Why it matters: Installing Power — a former U.S. ambassador to the United Nations and author of a Pulitzer Prize-winning book about genocide — would signal the Biden administration plans to revitalize foreign assistance and use it as an instrument of soft power and to achieve humanitarian goals.

Power was a prominent member of President Obama's cabinet and recently wrote a Foreign Affairs article about the president-elect headlined: "The Can-Do Power: America’s Advantage and Biden’s Chance."

  • Biden hasn’t made a final decision on the position, and there could be other candidates — including those who were passed over for Cabinet positions — in the mix.

Power was featured in "The Final Year," a documentary about Obama's foreign policy team, and previously worked as a journalist covering conflict in the Balkans.

  • Among the most pressing issues she would face would be rejoining the World Health Organization and managing America’s global response to COVID-19.
  • “The Trump administration’s response to the most urgent problem in the world today — the coronavirus pandemic — has been worse than that of any other nation,” Power wrote in the Foreign Affairs piece.

The big picture: Power, currently a professor at Harvard’s Kennedy School, has been a leading advocate for using military force, when justified, to achieve humanitarian goals.

  • USAID is an independent government agency but works in tandem with the State Department. The administrator's job requires Senate confirmation, but isn’t part of the Cabinet.
  • The agency has been in the news lately because of the activities of its Trump appointees.
  • Some Democrats, including former Secretary of State Hillary Clinton, have advocated elevating it to a Cabinet-level position.
  • Other potential contenders include Ertharin Cousin, a former executive director of the UN World Food Program, according to Foreign Policy. 
  • A Biden transition official declined to comment.

Flashback: In spring 2011, Power argued for a no-fly zone over Libya to prevent Moammar Gadhafi from his stated goal of slaughtering some of his own people.

  • Then-Vice President Biden opposed the no-fly zone, but Obama eventually supported one, a move that led to the deterioration of the U.S.-Russia relationship.

Between the lines: Power’s husband, Cass Sunstein, who ran the highly influential Office of Information and Regulatory Affairs in Obama’s first term, could return to government, as well.

Editor's note: Adds detail about Power's journalism career and omits reference to Cameroon incident.

Go deeper

Jan 26, 2021 - Politics & Policy

Scoop: Anthony Coley to lead Justice Department public affairs

Photo: Xinhua/Ting Shen via Getty Images

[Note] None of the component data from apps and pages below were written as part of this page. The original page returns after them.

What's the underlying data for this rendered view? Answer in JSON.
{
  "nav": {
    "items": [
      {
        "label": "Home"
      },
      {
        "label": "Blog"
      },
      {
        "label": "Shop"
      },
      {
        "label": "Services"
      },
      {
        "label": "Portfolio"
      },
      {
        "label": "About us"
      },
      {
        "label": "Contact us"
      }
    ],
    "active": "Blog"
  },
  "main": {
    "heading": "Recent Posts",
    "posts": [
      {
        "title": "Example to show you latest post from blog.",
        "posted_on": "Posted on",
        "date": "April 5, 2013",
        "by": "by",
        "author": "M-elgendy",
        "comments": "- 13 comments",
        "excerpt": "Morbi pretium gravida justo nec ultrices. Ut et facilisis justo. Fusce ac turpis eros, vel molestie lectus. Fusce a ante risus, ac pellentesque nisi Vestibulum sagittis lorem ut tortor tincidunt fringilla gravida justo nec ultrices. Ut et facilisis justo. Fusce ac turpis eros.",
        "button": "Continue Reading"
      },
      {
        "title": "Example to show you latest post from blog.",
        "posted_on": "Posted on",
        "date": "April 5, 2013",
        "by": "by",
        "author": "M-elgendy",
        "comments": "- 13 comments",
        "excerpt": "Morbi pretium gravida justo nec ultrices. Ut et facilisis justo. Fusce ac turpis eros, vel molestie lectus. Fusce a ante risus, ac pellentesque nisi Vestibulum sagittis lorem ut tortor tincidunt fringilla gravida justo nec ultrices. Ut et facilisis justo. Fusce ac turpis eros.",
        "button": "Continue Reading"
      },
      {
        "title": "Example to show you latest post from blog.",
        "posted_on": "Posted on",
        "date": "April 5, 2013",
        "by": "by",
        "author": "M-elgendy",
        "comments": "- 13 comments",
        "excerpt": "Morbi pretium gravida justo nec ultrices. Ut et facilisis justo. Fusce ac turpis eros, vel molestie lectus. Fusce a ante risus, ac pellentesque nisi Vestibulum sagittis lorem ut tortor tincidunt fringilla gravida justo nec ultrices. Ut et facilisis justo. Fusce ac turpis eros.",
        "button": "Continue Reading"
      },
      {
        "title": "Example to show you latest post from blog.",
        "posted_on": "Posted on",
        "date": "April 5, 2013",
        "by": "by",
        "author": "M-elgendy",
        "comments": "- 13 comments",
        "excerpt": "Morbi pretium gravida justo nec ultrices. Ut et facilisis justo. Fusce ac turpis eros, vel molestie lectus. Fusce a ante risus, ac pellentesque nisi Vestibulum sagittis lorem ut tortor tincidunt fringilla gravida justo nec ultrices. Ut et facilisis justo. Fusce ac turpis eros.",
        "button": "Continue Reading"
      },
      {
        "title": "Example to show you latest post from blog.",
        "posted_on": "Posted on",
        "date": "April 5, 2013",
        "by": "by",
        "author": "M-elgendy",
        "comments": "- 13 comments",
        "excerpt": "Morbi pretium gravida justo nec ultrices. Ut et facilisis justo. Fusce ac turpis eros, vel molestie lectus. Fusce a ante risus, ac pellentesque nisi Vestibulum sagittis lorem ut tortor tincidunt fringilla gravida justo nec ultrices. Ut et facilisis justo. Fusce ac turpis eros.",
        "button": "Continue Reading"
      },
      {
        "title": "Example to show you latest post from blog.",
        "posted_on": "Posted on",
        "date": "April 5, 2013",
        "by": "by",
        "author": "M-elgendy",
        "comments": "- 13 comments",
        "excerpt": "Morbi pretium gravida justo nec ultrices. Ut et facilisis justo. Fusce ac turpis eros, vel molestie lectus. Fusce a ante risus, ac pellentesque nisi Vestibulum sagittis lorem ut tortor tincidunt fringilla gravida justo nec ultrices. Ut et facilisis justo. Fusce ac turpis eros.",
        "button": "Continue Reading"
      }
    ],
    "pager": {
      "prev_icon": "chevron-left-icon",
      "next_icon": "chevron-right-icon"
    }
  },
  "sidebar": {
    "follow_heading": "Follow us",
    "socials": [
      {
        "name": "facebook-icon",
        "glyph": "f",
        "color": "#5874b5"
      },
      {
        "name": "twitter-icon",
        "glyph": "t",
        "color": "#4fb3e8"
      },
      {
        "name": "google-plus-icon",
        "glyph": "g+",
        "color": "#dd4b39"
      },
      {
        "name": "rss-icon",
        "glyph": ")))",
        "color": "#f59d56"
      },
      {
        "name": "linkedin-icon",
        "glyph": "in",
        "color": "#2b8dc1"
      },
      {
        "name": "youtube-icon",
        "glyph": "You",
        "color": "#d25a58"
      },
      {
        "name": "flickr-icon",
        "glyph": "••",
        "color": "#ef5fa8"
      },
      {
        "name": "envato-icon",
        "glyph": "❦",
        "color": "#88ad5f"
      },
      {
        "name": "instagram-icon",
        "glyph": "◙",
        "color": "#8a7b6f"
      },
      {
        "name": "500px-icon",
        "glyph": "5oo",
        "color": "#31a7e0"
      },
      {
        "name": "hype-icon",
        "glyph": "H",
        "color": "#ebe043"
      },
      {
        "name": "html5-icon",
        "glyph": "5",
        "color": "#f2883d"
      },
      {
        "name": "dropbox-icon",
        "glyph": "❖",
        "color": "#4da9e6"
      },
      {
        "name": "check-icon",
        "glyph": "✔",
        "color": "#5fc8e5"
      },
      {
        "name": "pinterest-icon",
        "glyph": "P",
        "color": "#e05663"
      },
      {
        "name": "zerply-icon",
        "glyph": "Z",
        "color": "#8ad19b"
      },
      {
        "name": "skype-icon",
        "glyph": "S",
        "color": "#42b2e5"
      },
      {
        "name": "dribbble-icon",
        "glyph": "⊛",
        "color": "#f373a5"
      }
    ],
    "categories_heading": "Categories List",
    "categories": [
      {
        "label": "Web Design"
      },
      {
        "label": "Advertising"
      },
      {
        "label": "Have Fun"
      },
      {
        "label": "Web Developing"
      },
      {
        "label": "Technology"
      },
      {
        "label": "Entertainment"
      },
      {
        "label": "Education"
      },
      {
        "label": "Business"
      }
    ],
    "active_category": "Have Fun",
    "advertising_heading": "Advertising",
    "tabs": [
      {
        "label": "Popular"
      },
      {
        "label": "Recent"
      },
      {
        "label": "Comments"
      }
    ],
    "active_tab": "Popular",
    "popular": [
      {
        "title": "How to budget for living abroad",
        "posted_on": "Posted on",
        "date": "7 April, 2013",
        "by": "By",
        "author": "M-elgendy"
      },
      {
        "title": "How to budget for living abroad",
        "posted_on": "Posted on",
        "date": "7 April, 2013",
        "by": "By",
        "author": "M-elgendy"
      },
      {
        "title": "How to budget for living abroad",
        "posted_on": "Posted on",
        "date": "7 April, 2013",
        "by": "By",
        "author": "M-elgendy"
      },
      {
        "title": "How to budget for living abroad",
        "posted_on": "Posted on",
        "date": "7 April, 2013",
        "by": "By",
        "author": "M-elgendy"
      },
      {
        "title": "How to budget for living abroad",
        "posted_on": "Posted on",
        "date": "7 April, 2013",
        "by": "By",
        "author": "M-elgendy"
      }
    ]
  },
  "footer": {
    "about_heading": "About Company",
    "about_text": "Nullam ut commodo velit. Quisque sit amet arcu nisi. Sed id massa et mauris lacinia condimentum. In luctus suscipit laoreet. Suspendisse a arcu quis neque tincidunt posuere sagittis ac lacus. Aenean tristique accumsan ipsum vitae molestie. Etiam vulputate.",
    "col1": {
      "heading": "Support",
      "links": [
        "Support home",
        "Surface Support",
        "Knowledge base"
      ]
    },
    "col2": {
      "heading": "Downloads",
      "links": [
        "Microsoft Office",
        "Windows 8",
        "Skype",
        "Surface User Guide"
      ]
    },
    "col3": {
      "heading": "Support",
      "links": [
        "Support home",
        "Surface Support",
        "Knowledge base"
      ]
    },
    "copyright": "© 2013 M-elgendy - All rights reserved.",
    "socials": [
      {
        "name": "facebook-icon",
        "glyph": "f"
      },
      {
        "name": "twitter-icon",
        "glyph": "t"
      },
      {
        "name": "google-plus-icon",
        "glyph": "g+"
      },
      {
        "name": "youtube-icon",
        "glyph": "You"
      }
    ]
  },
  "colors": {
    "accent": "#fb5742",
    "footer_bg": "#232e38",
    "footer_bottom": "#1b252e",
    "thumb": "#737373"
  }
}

Judge Merrick Garland, President Biden’s nominee for attorney general, has tapped Anthony Coley, an Obama-era Treasury Department official, to serve as a senior adviser and to lead public affairs at the Department of Justice, according to people familiar with the matter.

Why it matters: As the public face of the DOJ, Coley will help explain — and defend — the department's actions, from sensitive cases to prosecutorial decisions, including the investigation into Hunter Biden.

Prosecutor: Fatal police shooting of Andrew Brown Jr. was "justified"

Khalil Ferebee (C), the son of Andrew Brown Jr., and attorneys Bakari Sellers (L) and Harry Daniel (R) at a May 11 news conference in Elizabeth City, North Carolina. Photo: Sean Rayford/Getty Images

A North Carolina prosecutor said Tuesday that the death of Andrew Brown Jr., a Black man fatally shot by sheriff's deputies last month, was "tragic" but "justified," due to the immediate threat officers believed Brown posed.

Why it matters: The FBI has opened a civil rights investigation into Brown's death. Police in Elizabeth City shot him five times, including in the back of his head, according to an independent autopsy report released by family attorneys last month.

McCarthy comes out against bipartisan deal on Jan. 6 commission

Photo: Win McNamee/Getty Images

House Minority Leader Kevin McCarthy (R-Calif.) will oppose a bipartisan deal announced last week that would form a 9/11-style commission to investigate the Jan. 6 Capitol riot, his office announced Tuesday.

Why it matters: McCarthy's opposition to the deal, which was negotiated by the top Republican and Democrat on the House Homeland Security Committee, underscores the internal divisions that continue to plague the GOP in the wake of Jan. 6.